**Task description**
An exact copy of each line below is needed, with no images in it.

[Dataset rows describing interfaces]

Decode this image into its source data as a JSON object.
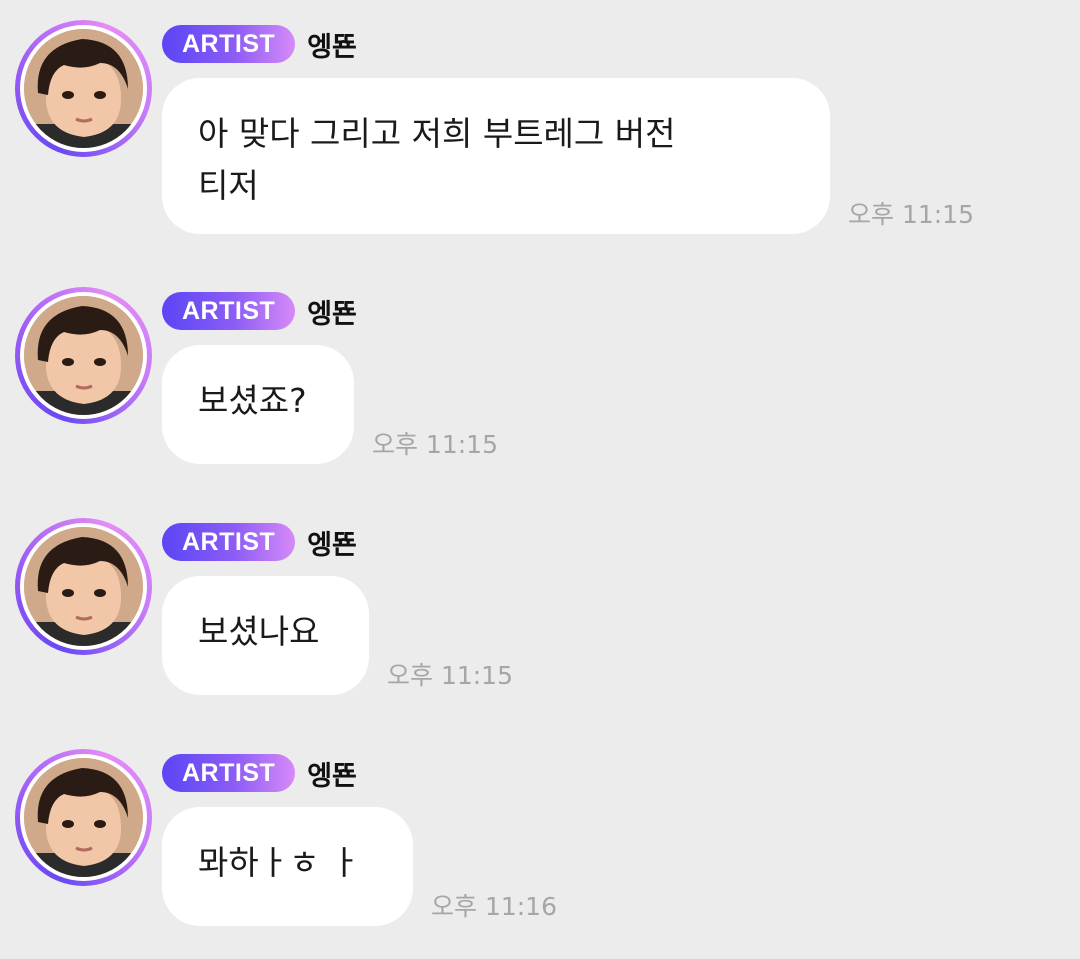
{
  "messages": [
    {
      "badge": "ARTIST",
      "sender": "엥뚄",
      "text_lines": [
        "아 맞다 그리고 저희 부트레그 버전",
        "티저"
      ],
      "time": "오후 11:15"
    },
    {
      "badge": "ARTIST",
      "sender": "엥뚄",
      "text_lines": [
        "보셨죠?"
      ],
      "time": "오후 11:15"
    },
    {
      "badge": "ARTIST",
      "sender": "엥뚄",
      "text_lines": [
        "보셨나요"
      ],
      "time": "오후 11:15"
    },
    {
      "badge": "ARTIST",
      "sender": "엥뚄",
      "text_lines": [
        "뫄하ㅏㅎ ㅏ"
      ],
      "time": "오후 11:16"
    }
  ],
  "colors": {
    "background": "#ececec",
    "bubble": "#ffffff",
    "badge_start": "#5a45f5",
    "badge_end": "#d68af8",
    "timestamp": "#a6a6a6"
  }
}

**Response to the task**
Decode this image into its source data as a JSON object.
{
  "messages": [
    {
      "badge": "ARTIST",
      "sender": "엥뚄",
      "text_lines": [
        "아 맞다 그리고 저희 부트레그 버전",
        "티저"
      ],
      "time": "오후 11:15"
    },
    {
      "badge": "ARTIST",
      "sender": "엥뚄",
      "text_lines": [
        "보셨죠?"
      ],
      "time": "오후 11:15"
    },
    {
      "badge": "ARTIST",
      "sender": "엥뚄",
      "text_lines": [
        "보셨나요"
      ],
      "time": "오후 11:15"
    },
    {
      "badge": "ARTIST",
      "sender": "엥뚄",
      "text_lines": [
        "뫄하ㅏㅎ ㅏ"
      ],
      "time": "오후 11:16"
    }
  ],
  "colors": {
    "background": "#ececec",
    "bubble": "#ffffff",
    "badge_start": "#5a45f5",
    "badge_end": "#d68af8",
    "timestamp": "#a6a6a6"
  }
}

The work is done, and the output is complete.